**DATA SHOWN:**

────────

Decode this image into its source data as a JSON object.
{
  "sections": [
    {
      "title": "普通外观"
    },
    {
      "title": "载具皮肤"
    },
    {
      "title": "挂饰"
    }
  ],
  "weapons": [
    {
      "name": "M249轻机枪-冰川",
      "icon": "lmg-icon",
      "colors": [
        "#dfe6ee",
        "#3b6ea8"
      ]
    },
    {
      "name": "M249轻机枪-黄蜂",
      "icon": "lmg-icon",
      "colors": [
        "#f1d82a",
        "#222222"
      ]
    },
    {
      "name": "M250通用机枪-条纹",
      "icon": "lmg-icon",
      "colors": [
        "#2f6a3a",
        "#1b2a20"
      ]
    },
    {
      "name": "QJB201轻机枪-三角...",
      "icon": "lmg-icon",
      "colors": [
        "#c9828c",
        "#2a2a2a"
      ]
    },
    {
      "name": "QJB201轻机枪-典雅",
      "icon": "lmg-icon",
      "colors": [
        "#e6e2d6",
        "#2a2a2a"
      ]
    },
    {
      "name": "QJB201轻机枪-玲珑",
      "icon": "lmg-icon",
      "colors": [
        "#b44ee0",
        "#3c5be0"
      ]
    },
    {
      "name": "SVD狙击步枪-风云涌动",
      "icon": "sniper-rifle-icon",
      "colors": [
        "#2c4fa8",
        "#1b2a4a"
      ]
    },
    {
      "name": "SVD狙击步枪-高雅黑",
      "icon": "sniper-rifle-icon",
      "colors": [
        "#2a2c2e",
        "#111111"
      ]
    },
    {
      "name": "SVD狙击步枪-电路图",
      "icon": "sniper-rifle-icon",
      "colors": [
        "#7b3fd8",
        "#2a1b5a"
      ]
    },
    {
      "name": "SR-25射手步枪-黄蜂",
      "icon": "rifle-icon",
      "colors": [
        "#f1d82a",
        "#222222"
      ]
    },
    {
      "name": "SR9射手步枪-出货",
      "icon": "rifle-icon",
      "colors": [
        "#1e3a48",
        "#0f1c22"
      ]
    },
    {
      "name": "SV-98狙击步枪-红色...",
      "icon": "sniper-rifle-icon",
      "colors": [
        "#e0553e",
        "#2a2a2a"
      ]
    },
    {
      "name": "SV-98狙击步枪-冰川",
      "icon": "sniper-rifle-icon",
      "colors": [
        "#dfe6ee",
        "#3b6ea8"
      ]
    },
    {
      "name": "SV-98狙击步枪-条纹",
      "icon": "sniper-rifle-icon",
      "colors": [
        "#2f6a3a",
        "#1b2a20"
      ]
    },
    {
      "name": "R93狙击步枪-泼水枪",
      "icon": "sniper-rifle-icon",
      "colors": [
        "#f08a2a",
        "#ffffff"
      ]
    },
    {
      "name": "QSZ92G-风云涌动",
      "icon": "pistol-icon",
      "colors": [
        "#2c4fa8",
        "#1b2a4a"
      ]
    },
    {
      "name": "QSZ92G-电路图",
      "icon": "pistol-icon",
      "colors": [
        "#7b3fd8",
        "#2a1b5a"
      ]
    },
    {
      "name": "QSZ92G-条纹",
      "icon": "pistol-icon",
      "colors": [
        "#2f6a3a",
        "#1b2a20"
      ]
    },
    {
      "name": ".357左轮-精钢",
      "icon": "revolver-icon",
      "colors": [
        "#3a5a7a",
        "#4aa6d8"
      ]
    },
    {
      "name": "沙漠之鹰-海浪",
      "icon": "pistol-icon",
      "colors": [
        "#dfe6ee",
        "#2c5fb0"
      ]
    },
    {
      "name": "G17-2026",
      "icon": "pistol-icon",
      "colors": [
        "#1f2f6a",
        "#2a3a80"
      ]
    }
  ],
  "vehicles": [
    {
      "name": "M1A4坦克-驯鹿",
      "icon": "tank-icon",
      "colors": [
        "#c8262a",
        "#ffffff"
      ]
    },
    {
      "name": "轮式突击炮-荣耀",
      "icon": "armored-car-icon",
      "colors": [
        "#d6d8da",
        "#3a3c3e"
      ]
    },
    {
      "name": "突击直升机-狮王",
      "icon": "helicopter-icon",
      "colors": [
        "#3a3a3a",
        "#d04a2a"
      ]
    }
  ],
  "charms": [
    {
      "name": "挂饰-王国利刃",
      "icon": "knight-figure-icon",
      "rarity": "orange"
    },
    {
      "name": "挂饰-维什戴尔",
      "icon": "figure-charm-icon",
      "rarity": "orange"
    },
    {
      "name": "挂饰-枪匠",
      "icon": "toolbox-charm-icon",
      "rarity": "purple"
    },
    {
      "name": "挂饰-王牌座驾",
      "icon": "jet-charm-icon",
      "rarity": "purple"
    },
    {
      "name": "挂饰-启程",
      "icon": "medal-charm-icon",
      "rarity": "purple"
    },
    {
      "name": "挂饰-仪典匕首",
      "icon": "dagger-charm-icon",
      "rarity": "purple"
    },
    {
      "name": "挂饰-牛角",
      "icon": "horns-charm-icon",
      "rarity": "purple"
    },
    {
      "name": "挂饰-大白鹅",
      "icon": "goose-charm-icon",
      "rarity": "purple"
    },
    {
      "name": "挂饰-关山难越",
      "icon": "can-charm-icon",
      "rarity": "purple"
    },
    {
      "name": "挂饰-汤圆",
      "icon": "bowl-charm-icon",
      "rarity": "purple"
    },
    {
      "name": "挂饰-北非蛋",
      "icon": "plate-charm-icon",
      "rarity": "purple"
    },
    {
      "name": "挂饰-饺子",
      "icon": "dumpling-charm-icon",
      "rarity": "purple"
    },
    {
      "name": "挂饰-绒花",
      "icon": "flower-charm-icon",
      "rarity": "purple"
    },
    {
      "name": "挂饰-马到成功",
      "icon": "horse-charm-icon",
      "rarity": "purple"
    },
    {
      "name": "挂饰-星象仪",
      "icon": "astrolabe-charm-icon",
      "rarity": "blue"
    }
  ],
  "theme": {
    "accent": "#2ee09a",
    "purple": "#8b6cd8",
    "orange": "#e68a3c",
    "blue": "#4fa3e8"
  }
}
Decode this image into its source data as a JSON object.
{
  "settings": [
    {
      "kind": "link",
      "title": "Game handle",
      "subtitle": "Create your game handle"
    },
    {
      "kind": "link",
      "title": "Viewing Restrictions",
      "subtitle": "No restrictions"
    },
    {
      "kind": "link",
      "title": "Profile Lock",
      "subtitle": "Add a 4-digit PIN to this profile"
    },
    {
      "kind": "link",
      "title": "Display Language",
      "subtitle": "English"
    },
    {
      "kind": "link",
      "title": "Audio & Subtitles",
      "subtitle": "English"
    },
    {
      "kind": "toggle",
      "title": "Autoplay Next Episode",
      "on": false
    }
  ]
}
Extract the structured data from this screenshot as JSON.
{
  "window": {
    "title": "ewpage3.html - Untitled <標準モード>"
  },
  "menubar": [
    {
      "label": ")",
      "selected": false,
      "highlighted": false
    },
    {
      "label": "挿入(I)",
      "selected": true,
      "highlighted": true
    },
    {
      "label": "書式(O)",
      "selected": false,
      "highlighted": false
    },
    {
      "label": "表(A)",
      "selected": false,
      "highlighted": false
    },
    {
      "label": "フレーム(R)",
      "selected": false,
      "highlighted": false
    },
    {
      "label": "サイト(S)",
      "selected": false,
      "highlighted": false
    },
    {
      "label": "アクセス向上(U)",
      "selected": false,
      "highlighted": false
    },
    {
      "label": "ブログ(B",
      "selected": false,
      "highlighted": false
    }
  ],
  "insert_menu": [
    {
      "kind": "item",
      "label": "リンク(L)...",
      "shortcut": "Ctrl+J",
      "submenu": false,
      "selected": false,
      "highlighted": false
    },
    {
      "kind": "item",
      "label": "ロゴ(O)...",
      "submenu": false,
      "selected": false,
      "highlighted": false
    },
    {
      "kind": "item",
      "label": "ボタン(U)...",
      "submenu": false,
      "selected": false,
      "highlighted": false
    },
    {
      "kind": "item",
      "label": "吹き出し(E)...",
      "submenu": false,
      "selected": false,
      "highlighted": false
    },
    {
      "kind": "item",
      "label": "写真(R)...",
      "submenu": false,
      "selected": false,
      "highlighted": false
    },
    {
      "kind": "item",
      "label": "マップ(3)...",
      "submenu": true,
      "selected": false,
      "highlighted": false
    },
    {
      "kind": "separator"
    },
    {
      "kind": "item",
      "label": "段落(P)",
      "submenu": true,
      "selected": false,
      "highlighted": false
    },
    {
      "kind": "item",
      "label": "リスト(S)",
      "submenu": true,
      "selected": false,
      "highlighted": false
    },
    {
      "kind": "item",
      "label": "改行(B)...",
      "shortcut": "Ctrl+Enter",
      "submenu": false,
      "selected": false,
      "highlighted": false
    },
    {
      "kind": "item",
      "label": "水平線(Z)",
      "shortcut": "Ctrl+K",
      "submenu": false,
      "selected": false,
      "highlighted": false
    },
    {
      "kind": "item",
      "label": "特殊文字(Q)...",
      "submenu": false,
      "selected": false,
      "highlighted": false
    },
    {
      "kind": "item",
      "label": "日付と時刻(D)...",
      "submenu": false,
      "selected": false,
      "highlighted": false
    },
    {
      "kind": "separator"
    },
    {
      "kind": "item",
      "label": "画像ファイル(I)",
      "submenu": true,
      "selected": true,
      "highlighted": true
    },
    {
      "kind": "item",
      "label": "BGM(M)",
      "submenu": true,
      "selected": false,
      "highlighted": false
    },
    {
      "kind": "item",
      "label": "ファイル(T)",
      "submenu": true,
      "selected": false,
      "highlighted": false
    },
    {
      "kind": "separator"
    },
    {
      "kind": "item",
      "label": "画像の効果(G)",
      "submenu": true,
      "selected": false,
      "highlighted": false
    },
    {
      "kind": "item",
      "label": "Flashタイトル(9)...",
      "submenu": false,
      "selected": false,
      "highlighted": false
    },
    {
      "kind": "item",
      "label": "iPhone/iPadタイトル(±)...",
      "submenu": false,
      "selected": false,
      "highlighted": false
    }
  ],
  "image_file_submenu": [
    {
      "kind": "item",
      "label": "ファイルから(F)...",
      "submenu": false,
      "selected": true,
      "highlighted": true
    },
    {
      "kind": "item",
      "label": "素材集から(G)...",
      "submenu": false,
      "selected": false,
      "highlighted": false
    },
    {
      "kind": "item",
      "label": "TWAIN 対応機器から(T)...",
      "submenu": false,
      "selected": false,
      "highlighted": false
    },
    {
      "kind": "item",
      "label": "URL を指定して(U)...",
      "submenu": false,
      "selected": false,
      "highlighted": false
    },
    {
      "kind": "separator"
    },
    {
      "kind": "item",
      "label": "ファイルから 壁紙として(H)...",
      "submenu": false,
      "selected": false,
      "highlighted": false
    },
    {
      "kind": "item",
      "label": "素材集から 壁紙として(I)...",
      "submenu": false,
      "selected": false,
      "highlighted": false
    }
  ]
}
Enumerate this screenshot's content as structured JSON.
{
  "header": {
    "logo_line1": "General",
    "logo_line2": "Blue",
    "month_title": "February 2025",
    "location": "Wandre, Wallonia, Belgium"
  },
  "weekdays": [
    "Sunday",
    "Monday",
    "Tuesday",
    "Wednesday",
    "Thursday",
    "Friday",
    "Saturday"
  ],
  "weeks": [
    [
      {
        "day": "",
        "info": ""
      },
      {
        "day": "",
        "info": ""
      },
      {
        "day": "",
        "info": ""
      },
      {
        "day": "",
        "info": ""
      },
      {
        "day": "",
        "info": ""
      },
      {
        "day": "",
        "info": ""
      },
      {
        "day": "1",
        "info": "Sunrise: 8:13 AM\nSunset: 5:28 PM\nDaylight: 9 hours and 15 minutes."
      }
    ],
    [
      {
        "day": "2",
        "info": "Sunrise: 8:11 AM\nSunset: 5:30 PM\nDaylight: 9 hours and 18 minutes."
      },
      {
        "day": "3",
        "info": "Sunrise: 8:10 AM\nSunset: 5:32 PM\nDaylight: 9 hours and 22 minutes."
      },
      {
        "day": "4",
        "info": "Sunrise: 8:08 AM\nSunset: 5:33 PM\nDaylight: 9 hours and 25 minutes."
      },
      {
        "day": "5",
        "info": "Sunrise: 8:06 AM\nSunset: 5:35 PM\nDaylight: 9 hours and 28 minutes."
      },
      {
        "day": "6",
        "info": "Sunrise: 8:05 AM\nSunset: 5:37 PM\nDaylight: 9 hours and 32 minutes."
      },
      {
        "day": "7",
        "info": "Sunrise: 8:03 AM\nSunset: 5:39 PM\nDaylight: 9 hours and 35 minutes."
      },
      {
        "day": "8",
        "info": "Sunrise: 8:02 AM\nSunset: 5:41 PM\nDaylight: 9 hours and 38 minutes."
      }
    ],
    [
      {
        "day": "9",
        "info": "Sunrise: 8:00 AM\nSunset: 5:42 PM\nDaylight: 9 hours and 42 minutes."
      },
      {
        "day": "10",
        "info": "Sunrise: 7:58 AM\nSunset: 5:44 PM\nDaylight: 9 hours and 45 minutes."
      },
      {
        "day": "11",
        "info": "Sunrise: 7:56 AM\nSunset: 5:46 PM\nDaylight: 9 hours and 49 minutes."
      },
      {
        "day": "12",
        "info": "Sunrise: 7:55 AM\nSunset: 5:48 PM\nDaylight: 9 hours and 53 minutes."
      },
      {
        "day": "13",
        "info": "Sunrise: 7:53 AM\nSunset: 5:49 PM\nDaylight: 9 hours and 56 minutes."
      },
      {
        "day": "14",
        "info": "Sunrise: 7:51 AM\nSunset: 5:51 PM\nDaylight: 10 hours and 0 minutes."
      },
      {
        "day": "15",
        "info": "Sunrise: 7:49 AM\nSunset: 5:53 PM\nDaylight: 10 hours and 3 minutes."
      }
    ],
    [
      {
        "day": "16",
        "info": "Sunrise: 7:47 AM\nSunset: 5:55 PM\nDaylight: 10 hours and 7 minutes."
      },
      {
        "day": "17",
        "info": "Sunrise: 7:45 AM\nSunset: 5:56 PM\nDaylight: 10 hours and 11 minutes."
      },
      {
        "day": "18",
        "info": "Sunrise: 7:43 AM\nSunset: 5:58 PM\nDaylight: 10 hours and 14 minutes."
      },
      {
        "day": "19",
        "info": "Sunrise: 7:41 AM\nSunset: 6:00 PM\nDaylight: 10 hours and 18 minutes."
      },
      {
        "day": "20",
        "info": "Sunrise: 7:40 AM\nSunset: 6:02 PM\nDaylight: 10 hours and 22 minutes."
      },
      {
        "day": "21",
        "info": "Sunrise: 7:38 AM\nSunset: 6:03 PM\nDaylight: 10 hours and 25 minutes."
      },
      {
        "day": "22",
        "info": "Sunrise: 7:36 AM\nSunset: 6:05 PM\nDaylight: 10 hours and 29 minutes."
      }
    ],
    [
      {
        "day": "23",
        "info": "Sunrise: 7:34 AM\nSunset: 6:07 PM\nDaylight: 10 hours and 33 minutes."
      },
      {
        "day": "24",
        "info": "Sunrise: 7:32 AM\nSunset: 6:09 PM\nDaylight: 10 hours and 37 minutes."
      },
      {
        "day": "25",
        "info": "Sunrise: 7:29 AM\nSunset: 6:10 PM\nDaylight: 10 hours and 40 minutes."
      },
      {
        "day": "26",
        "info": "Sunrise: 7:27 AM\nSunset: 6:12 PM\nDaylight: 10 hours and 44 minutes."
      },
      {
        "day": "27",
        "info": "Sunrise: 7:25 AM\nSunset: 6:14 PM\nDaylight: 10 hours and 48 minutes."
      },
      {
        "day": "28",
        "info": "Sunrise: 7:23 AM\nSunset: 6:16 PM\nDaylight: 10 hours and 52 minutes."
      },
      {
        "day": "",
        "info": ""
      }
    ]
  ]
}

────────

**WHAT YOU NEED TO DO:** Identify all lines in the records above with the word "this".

**TASK RESPONSE:**
Decode this image into its source data as a JSON object.
Decode this image into its source data as a JSON object.
      "subtitle": "Add a 4-digit PIN to this profile"
Extract the structured data from this screenshot as JSON.
Enumerate this screenshot's content as structured JSON.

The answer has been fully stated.